The records that follow are to be repeated without alteration.

_Provided records_
============
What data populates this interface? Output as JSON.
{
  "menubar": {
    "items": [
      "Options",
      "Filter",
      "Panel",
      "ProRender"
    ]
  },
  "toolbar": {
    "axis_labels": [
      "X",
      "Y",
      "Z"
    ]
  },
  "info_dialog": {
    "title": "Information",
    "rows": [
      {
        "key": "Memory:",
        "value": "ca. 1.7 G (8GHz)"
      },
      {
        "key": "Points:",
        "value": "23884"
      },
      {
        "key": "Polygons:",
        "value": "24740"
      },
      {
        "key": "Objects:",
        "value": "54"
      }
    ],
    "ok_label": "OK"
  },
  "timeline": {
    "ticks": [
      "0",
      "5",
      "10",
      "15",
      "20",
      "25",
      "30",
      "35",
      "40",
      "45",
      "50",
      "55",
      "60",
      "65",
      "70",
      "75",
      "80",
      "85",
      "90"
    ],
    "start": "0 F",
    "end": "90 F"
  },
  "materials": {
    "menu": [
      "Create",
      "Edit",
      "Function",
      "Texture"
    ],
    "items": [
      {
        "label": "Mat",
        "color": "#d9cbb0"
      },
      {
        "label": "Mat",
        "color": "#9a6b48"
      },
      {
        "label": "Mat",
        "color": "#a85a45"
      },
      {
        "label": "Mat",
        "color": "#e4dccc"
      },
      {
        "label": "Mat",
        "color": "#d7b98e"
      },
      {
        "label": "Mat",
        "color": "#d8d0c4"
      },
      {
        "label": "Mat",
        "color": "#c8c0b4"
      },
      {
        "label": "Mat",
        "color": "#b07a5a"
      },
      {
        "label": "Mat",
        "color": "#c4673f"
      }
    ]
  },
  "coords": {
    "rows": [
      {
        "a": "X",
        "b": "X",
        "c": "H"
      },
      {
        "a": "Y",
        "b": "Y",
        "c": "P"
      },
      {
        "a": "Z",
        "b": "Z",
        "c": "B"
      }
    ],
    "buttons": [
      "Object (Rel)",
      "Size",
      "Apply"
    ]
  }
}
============
_Problem solution_
What data populates this interface? Output as JSON.
{
  "menubar": {
    "items": [
      "Options",
      "Filter",
      "Panel",
      "ProRender"
    ]
  },
  "toolbar": {
    "axis_labels": [
      "X",
      "Y",
      "Z"
    ]
  },
  "info_dialog": {
    "title": "Information",
    "rows": [
      {
        "key": "Memory:",
        "value": "ca. 1.7 G (8GHz)"
      },
      {
        "key": "Points:",
        "value": "23884"
      },
      {
        "key": "Polygons:",
        "value": "24740"
      },
      {
        "key": "Objects:",
        "value": "54"
      }
    ],
    "ok_label": "OK"
  },
  "timeline": {
    "ticks": [
      "0",
      "5",
      "10",
      "15",
      "20",
      "25",
      "30",
      "35",
      "40",
      "45",
      "50",
      "55",
      "60",
      "65",
      "70",
      "75",
      "80",
      "85",
      "90"
    ],
    "start": "0 F",
    "end": "90 F"
  },
  "materials": {
    "menu": [
      "Create",
      "Edit",
      "Function",
      "Texture"
    ],
    "items": [
      {
        "label": "Mat",
        "color": "#d9cbb0"
      },
      {
        "label": "Mat",
        "color": "#9a6b48"
      },
      {
        "label": "Mat",
        "color": "#a85a45"
      },
      {
        "label": "Mat",
        "color": "#e4dccc"
      },
      {
        "label": "Mat",
        "color": "#d7b98e"
      },
      {
        "label": "Mat",
        "color": "#d8d0c4"
      },
      {
        "label": "Mat",
        "color": "#c8c0b4"
      },
      {
        "label": "Mat",
        "color": "#b07a5a"
      },
      {
        "label": "Mat",
        "color": "#c4673f"
      }
    ]
  },
  "coords": {
    "rows": [
      {
        "a": "X",
        "b": "X",
        "c": "H"
      },
      {
        "a": "Y",
        "b": "Y",
        "c": "P"
      },
      {
        "a": "Z",
        "b": "Z",
        "c": "B"
      }
    ],
    "buttons": [
      "Object (Rel)",
      "Size",
      "Apply"
    ]
  }
}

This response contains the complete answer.